(Task to complete): Retype all of the data. Every line must match exactly.

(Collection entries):
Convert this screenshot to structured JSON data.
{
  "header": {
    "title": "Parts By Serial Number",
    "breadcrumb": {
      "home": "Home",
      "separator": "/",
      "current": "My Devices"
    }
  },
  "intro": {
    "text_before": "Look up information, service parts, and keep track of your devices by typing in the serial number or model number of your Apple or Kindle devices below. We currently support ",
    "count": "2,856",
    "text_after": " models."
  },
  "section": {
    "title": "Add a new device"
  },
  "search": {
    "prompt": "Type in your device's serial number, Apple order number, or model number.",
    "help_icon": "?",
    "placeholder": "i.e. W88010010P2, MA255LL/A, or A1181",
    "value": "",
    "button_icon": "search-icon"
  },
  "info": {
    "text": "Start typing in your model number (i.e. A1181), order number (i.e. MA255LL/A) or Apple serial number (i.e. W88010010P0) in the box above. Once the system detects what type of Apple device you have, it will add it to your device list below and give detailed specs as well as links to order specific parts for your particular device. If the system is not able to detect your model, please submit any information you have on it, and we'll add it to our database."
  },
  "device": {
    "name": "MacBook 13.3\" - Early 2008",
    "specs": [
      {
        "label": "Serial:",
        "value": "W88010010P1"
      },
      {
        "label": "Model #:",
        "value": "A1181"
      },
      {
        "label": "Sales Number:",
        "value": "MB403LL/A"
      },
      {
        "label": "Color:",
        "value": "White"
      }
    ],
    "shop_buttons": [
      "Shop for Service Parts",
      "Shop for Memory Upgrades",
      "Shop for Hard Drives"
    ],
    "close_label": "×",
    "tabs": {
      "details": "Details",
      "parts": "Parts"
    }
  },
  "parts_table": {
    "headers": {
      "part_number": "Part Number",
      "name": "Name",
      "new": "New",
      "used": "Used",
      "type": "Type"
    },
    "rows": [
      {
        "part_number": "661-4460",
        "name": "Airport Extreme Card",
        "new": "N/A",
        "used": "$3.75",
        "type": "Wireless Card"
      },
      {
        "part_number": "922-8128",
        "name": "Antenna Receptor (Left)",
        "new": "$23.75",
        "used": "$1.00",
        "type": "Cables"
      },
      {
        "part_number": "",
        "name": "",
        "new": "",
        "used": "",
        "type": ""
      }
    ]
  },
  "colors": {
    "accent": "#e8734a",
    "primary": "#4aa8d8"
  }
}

(Exercise output):
Convert this screenshot to structured JSON data.
{
  "header": {
    "title": "Parts By Serial Number",
    "breadcrumb": {
      "home": "Home",
      "separator": "/",
      "current": "My Devices"
    }
  },
  "intro": {
    "text_before": "Look up information, service parts, and keep track of your devices by typing in the serial number or model number of your Apple or Kindle devices below. We currently support ",
    "count": "2,856",
    "text_after": " models."
  },
  "section": {
    "title": "Add a new device"
  },
  "search": {
    "prompt": "Type in your device's serial number, Apple order number, or model number.",
    "help_icon": "?",
    "placeholder": "i.e. W88010010P2, MA255LL/A, or A1181",
    "value": "",
    "button_icon": "search-icon"
  },
  "info": {
    "text": "Start typing in your model number (i.e. A1181), order number (i.e. MA255LL/A) or Apple serial number (i.e. W88010010P0) in the box above. Once the system detects what type of Apple device you have, it will add it to your device list below and give detailed specs as well as links to order specific parts for your particular device. If the system is not able to detect your model, please submit any information you have on it, and we'll add it to our database."
  },
  "device": {
    "name": "MacBook 13.3\" - Early 2008",
    "specs": [
      {
        "label": "Serial:",
        "value": "W88010010P1"
      },
      {
        "label": "Model #:",
        "value": "A1181"
      },
      {
        "label": "Sales Number:",
        "value": "MB403LL/A"
      },
      {
        "label": "Color:",
        "value": "White"
      }
    ],
    "shop_buttons": [
      "Shop for Service Parts",
      "Shop for Memory Upgrades",
      "Shop for Hard Drives"
    ],
    "close_label": "×",
    "tabs": {
      "details": "Details",
      "parts": "Parts"
    }
  },
  "parts_table": {
    "headers": {
      "part_number": "Part Number",
      "name": "Name",
      "new": "New",
      "used": "Used",
      "type": "Type"
    },
    "rows": [
      {
        "part_number": "661-4460",
        "name": "Airport Extreme Card",
        "new": "N/A",
        "used": "$3.75",
        "type": "Wireless Card"
      },
      {
        "part_number": "922-8128",
        "name": "Antenna Receptor (Left)",
        "new": "$23.75",
        "used": "$1.00",
        "type": "Cables"
      },
      {
        "part_number": "",
        "name": "",
        "new": "",
        "used": "",
        "type": ""
      }
    ]
  },
  "colors": {
    "accent": "#e8734a",
    "primary": "#4aa8d8"
  }
}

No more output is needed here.